WORK REQUIRED: Go through the listing below and state how many lines hold the word "JSON", giving only the number.
>>>>>
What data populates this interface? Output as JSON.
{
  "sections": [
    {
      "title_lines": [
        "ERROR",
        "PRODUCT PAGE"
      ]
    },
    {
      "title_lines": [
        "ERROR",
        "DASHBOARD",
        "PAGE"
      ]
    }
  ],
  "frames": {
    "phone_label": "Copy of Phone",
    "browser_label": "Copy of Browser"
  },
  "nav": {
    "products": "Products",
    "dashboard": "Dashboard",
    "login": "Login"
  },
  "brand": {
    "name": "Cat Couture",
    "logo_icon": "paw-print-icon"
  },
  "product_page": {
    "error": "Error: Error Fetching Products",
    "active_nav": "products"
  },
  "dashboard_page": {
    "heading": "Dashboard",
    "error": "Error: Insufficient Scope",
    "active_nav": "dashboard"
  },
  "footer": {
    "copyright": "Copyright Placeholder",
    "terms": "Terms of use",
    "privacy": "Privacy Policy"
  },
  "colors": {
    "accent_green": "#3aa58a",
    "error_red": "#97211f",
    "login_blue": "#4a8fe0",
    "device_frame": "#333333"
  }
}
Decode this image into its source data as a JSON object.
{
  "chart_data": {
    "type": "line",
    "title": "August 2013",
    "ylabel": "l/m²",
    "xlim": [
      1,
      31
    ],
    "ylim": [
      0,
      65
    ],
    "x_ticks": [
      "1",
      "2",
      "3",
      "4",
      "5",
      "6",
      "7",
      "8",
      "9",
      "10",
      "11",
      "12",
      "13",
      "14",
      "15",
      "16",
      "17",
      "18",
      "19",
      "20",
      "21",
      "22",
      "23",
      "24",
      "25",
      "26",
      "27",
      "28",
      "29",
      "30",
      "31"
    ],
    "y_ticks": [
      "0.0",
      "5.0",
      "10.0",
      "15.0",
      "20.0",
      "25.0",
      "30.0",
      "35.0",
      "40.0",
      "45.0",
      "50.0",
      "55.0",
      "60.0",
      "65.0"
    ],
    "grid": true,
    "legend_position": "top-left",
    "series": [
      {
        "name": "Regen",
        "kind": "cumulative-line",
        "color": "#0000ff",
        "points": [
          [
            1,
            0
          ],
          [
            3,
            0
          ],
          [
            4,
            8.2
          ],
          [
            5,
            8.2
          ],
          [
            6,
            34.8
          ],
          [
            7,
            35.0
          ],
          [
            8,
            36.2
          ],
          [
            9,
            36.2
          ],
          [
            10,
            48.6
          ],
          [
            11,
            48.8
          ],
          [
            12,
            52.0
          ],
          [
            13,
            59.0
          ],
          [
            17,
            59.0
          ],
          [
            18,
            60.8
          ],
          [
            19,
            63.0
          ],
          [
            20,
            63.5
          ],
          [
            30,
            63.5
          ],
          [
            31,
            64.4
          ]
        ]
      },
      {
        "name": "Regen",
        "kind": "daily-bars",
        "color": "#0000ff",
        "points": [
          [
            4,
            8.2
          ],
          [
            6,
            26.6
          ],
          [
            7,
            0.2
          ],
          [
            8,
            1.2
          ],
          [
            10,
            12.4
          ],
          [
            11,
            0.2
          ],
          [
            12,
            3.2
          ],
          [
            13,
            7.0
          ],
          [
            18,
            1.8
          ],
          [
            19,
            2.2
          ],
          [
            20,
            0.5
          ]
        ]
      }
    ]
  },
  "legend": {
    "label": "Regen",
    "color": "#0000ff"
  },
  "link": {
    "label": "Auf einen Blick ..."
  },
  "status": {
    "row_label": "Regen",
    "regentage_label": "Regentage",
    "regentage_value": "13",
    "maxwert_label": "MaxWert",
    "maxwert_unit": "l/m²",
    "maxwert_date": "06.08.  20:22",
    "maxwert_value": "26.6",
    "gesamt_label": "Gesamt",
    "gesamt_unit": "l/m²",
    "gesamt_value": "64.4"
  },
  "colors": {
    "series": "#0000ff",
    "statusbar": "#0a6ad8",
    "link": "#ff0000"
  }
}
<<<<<
EXERCISE RESULT: 2